The career path that recently minted Ph.D. students follow can be winding, but Ümit Kurt’s path has crisscrossed the globe.
In 2016, after becoming the second student to receive a Ph.D. in Armenian Genocide studies from Clark University’s Strassler Center for Holocaust and Genocide Studies, Kurt could have resumed an academic career in Turkey, where he had taught at Sabanci University in Istanbul during graduate school. But with the political situation there increasingly grim for Turkish academics and intellectuals, Kurt opted to stay in Massachusetts, accepting a post-doctoral fellowship at the Center for Middle Eastern Studies at Harvard University.
Following a productive year of research, he relocated to Israel in fall 2017, having secured the five-year Polonsky Fellowship from the Van Leer Jerusalem Institute. The Strassler Center has long nurtured connections with Israeli institutions, especially since establishing formal ties through an ongoing Israel Academic Exchange. Thus, Kurt knew that, despite the still evolving position of the Israeli government regarding the Armenian Genocide, he would find receptive colleagues.
The Van Leer Jerusalem Institute, dedicated to innovative interdisciplinary research, is a special place for scholars. A leading center for advanced studies and for intellectual public discourse in crucially important and socially sensitive fields, it is home to renowned researchers. They promote innovative ideas in the humanities and social sciences that foster humanistic, democratic, and liberal values in Israeli social discourse.
The institute proved an ideal setting for Kurt to broaden his scholarship beyond his dissertation, which explored the confiscation of Armenian properties, wealth transfer, local elites, and the Aintab Armenians. Making excellent use of his first fellowship year, he published “History and Historians in Turkey: Concepts and Practices” (Ankara: Heretik, 2018). He then turned to a new book project that examines the motives of ordinary perpetrators during the Armenian Genocide. In this study, focusing on the biographies of three perpetrators, Kurt analyzes the reasons and mechanisms for Muslim civilian participation in acts of killing.
This fall finds Kurt in California, where he began an appointment as the Henry S. Khanzadian Kazan Visiting Professor in Armenian Studies at Fresno State University. The position previously was held by Kurt’s Strassler Center colleague, Khatchig Mouradian, Ph.D. ’16, who was the first student to receive a doctorate in Armenian Genocide studies from Clark.
During Kurt’s semester-long visit, he will teach “The Armenian Genocide in Comparative Perspective” and deliver three public lectures: “A Rescuer, an Enigma, and a Génocidaire: Cemal Pasha”; “Proactive Local Perpetrators: Mehmet Yasin (Sani Kutluğ) and Ali Cenani”; and “The Curious Case of Ahmed Necmeddin Bey: A Look into the Sociopolitical Climate in Aintab on the Eve of 1915.”

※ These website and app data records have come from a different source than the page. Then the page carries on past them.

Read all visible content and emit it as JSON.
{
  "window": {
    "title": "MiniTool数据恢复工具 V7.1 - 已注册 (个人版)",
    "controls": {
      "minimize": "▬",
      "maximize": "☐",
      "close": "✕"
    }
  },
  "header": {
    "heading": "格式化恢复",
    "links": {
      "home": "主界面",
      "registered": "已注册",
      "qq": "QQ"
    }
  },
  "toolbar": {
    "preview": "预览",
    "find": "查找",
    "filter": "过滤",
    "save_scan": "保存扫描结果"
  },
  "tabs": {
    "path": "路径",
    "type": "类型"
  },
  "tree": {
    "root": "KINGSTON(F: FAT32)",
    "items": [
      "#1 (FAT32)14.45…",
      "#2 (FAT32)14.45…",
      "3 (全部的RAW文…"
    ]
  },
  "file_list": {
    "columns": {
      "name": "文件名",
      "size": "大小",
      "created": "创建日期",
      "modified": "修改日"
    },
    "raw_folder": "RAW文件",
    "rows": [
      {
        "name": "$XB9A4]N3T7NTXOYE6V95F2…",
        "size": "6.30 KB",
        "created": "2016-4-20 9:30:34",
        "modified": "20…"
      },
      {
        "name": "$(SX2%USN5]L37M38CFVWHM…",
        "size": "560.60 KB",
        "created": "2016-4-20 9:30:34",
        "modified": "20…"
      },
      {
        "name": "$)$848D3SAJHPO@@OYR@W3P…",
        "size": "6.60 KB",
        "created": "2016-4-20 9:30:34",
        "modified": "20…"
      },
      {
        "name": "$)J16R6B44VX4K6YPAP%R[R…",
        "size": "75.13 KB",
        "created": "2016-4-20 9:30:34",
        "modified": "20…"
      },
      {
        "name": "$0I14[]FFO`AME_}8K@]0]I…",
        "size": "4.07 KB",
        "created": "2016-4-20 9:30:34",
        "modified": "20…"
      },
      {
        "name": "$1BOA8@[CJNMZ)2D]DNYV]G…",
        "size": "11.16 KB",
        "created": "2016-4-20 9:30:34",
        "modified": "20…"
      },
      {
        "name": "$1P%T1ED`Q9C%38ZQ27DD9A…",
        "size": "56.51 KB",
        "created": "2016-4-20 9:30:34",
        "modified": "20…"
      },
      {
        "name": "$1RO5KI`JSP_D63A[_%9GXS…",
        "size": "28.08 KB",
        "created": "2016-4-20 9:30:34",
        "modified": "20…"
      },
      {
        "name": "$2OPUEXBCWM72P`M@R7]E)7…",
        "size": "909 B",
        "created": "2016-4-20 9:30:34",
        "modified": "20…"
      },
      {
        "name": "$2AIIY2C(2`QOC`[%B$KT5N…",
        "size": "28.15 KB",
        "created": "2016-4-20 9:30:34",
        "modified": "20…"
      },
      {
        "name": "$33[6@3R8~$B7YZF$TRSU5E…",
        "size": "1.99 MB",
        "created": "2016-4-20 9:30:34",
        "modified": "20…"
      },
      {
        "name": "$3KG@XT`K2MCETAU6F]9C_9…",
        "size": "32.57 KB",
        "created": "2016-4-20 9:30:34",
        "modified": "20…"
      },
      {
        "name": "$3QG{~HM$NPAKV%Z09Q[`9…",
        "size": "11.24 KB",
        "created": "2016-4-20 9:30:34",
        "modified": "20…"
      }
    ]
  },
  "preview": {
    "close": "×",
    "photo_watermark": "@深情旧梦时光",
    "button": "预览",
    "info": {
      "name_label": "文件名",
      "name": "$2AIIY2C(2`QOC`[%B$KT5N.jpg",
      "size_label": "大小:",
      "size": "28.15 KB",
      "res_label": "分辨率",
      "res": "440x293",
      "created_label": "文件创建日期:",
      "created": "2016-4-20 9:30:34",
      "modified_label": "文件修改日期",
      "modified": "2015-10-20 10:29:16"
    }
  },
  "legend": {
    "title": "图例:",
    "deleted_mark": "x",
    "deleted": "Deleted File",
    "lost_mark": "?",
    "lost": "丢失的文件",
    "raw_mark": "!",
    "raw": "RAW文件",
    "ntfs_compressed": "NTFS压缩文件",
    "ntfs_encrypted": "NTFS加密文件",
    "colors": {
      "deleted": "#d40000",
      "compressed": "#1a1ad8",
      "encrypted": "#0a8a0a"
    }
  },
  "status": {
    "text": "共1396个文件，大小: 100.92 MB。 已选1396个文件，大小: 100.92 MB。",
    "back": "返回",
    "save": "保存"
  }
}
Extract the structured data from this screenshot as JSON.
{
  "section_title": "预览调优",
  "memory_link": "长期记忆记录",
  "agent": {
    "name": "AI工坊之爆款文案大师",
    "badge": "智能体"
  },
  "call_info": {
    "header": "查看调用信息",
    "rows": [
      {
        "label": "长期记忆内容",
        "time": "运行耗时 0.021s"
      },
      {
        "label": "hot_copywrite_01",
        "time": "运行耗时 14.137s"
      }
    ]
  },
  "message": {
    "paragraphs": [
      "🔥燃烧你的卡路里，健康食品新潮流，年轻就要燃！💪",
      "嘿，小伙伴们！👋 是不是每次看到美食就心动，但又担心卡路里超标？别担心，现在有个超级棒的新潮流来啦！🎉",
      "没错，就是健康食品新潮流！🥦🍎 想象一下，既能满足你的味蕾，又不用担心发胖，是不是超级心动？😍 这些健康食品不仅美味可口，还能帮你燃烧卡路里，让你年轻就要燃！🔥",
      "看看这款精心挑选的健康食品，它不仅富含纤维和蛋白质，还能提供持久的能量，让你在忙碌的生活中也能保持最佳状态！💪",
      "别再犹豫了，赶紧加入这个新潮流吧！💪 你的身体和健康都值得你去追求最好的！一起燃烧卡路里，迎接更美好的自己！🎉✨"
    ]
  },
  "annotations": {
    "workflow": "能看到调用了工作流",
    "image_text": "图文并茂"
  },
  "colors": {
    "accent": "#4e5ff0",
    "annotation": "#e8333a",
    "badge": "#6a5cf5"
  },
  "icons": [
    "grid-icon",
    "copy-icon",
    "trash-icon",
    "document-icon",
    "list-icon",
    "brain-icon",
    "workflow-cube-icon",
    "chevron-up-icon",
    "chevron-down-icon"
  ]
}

Following his semester in Fresno, he will return to the Van Leer Jerusalem Institute, where he will teach a course on the collapse of the Ottoman Empire, nationalism, and mass violence.
Kurt remains close with his mentor, Taner Akçam, with whom he published “The Spirit of the Laws: The Plunder of Wealth in the Armenian Genocide” (2015). On his first trip to Israel in summer 2017, Akçam visited his former student.
“With the evolving geo-political situation in the Middle East,” Akçam observed, “Ümit is well positioned to educate his Israeli colleagues about the Armenian Genocide as he deepens his understanding of the Holocaust. At the same time, his impeccable scholarship will make a difference in the gradual process to secure Israeli recognition that the mass violence carried out against Armenians absolutely constituted genocide.”
Audiences at his talks and presentations have demonstrated that Israelis want to learn more about the Armenian Genocide. Indeed, Kurt is studying Hebrew to ensure that he can reach them. If so, he may find that his path has led him to a lasting academic home.